= What to work on =
What follows is a listing. Return every line of it exactly.

= Source records =

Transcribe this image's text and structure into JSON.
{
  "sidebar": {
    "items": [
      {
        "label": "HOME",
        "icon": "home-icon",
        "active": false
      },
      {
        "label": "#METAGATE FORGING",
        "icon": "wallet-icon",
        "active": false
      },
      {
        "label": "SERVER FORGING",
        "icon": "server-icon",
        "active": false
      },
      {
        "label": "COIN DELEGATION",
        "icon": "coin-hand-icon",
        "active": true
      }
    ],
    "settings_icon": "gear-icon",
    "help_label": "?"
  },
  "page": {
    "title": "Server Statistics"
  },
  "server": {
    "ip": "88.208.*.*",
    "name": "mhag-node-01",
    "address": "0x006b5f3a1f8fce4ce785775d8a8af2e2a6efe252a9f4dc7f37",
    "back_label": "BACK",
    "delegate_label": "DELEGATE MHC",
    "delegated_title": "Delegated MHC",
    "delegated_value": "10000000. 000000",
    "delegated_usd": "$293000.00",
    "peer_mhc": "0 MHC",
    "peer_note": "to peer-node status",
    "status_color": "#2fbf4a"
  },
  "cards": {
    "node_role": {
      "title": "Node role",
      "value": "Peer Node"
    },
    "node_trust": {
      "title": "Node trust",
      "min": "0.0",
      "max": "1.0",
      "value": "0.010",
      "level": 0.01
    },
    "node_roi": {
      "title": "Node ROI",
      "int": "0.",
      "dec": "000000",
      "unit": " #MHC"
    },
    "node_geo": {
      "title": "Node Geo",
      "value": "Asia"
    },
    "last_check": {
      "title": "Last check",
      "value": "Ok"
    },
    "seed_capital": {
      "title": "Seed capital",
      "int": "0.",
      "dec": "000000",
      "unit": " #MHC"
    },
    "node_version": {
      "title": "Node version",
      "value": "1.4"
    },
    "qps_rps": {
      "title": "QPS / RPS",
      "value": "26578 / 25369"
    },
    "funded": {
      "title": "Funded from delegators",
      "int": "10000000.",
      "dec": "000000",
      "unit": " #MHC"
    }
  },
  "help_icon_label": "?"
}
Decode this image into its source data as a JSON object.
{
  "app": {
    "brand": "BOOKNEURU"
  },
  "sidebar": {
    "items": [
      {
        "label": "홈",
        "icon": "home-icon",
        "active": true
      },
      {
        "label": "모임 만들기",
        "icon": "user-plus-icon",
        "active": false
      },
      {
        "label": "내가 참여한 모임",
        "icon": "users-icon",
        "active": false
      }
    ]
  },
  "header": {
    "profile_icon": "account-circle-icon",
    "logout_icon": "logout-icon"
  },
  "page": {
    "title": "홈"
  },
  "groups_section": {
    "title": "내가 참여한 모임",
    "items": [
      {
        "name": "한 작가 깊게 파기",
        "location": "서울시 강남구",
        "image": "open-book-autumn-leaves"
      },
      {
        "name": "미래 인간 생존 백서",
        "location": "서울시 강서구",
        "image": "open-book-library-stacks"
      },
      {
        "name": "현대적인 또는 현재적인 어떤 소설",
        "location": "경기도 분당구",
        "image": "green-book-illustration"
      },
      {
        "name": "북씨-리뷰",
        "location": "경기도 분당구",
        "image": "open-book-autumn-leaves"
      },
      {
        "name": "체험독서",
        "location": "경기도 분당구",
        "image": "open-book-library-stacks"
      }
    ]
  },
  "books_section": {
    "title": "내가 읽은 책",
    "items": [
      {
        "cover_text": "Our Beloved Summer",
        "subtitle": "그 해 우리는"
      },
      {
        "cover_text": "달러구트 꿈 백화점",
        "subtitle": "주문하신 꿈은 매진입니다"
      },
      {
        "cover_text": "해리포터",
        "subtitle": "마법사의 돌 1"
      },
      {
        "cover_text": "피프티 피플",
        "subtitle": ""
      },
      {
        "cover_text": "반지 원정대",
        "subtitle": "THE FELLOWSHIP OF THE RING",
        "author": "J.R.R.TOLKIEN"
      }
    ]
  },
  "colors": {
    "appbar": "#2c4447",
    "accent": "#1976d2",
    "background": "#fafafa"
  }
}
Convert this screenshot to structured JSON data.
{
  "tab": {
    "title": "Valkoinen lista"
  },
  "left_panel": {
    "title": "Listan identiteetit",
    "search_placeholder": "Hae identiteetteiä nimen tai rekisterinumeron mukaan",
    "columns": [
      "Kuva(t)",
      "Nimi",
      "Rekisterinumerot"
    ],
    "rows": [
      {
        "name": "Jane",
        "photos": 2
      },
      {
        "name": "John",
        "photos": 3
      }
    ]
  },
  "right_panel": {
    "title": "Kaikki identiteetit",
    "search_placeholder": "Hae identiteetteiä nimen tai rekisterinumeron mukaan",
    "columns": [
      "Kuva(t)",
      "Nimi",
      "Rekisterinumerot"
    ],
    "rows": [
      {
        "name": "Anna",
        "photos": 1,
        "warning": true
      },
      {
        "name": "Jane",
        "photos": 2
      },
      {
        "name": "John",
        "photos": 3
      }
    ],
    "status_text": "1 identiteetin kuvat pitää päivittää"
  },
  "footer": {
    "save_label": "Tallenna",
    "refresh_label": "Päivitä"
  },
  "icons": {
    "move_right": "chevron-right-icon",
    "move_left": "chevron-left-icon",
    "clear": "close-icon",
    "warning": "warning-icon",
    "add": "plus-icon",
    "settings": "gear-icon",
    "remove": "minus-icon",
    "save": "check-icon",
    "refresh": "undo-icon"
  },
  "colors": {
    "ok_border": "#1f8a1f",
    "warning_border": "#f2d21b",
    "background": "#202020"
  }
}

= Problem solution =
Transcribe this image's text and structure into JSON.
{
  "sidebar": {
    "items": [
      {
        "label": "HOME",
        "icon": "home-icon",
        "active": false
      },
      {
        "label": "#METAGATE FORGING",
        "icon": "wallet-icon",
        "active": false
      },
      {
        "label": "SERVER FORGING",
        "icon": "server-icon",
        "active": false
      },
      {
        "label": "COIN DELEGATION",
        "icon": "coin-hand-icon",
        "active": true
      }
    ],
    "settings_icon": "gear-icon",
    "help_label": "?"
  },
  "page": {
    "title": "Server Statistics"
  },
  "server": {
    "ip": "88.208.*.*",
    "name": "mhag-node-01",
    "address": "0x006b5f3a1f8fce4ce785775d8a8af2e2a6efe252a9f4dc7f37",
    "back_label": "BACK",
    "delegate_label": "DELEGATE MHC",
    "delegated_title": "Delegated MHC",
    "delegated_value": "10000000. 000000",
    "delegated_usd": "$293000.00",
    "peer_mhc": "0 MHC",
    "peer_note": "to peer-node status",
    "status_color": "#2fbf4a"
  },
  "cards": {
    "node_role": {
      "title": "Node role",
      "value": "Peer Node"
    },
    "node_trust": {
      "title": "Node trust",
      "min": "0.0",
      "max": "1.0",
      "value": "0.010",
      "level": 0.01
    },
    "node_roi": {
      "title": "Node ROI",
      "int": "0.",
      "dec": "000000",
      "unit": " #MHC"
    },
    "node_geo": {
      "title": "Node Geo",
      "value": "Asia"
    },
    "last_check": {
      "title": "Last check",
      "value": "Ok"
    },
    "seed_capital": {
      "title": "Seed capital",
      "int": "0.",
      "dec": "000000",
      "unit": " #MHC"
    },
    "node_version": {
      "title": "Node version",
      "value": "1.4"
    },
    "qps_rps": {
      "title": "QPS / RPS",
      "value": "26578 / 25369"
    },
    "funded": {
      "title": "Funded from delegators",
      "int": "10000000.",
      "dec": "000000",
      "unit": " #MHC"
    }
  },
  "help_icon_label": "?"
}
Decode this image into its source data as a JSON object.
{
  "app": {
    "brand": "BOOKNEURU"
  },
  "sidebar": {
    "items": [
      {
        "label": "홈",
        "icon": "home-icon",
        "active": true
      },
      {
        "label": "모임 만들기",
        "icon": "user-plus-icon",
        "active": false
      },
      {
        "label": "내가 참여한 모임",
        "icon": "users-icon",
        "active": false
      }
    ]
  },
  "header": {
    "profile_icon": "account-circle-icon",
    "logout_icon": "logout-icon"
  },
  "page": {
    "title": "홈"
  },
  "groups_section": {
    "title": "내가 참여한 모임",
    "items": [
      {
        "name": "한 작가 깊게 파기",
        "location": "서울시 강남구",
        "image": "open-book-autumn-leaves"
      },
      {
        "name": "미래 인간 생존 백서",
        "location": "서울시 강서구",
        "image": "open-book-library-stacks"
      },
      {
        "name": "현대적인 또는 현재적인 어떤 소설",
        "location": "경기도 분당구",
        "image": "green-book-illustration"
      },
      {
        "name": "북씨-리뷰",
        "location": "경기도 분당구",
        "image": "open-book-autumn-leaves"
      },
      {
        "name": "체험독서",
        "location": "경기도 분당구",
        "image": "open-book-library-stacks"
      }
    ]
  },
  "books_section": {
    "title": "내가 읽은 책",
    "items": [
      {
        "cover_text": "Our Beloved Summer",
        "subtitle": "그 해 우리는"
      },
      {
        "cover_text": "달러구트 꿈 백화점",
        "subtitle": "주문하신 꿈은 매진입니다"
      },
      {
        "cover_text": "해리포터",
        "subtitle": "마법사의 돌 1"
      },
      {
        "cover_text": "피프티 피플",
        "subtitle": ""
      },
      {
        "cover_text": "반지 원정대",
        "subtitle": "THE FELLOWSHIP OF THE RING",
        "author": "J.R.R.TOLKIEN"
      }
    ]
  },
  "colors": {
    "appbar": "#2c4447",
    "accent": "#1976d2",
    "background": "#fafafa"
  }
}
Convert this screenshot to structured JSON data.
{
  "tab": {
    "title": "Valkoinen lista"
  },
  "left_panel": {
    "title": "Listan identiteetit",
    "search_placeholder": "Hae identiteetteiä nimen tai rekisterinumeron mukaan",
    "columns": [
      "Kuva(t)",
      "Nimi",
      "Rekisterinumerot"
    ],
    "rows": [
      {
        "name": "Jane",
        "photos": 2
      },
      {
        "name": "John",
        "photos": 3
      }
    ]
  },
  "right_panel": {
    "title": "Kaikki identiteetit",
    "search_placeholder": "Hae identiteetteiä nimen tai rekisterinumeron mukaan",
    "columns": [
      "Kuva(t)",
      "Nimi",
      "Rekisterinumerot"
    ],
    "rows": [
      {
        "name": "Anna",
        "photos": 1,
        "warning": true
      },
      {
        "name": "Jane",
        "photos": 2
      },
      {
        "name": "John",
        "photos": 3
      }
    ],
    "status_text": "1 identiteetin kuvat pitää päivittää"
  },
  "footer": {
    "save_label": "Tallenna",
    "refresh_label": "Päivitä"
  },
  "icons": {
    "move_right": "chevron-right-icon",
    "move_left": "chevron-left-icon",
    "clear": "close-icon",
    "warning": "warning-icon",
    "add": "plus-icon",
    "settings": "gear-icon",
    "remove": "minus-icon",
    "save": "check-icon",
    "refresh": "undo-icon"
  },
  "colors": {
    "ok_border": "#1f8a1f",
    "warning_border": "#f2d21b",
    "background": "#202020"
  }
}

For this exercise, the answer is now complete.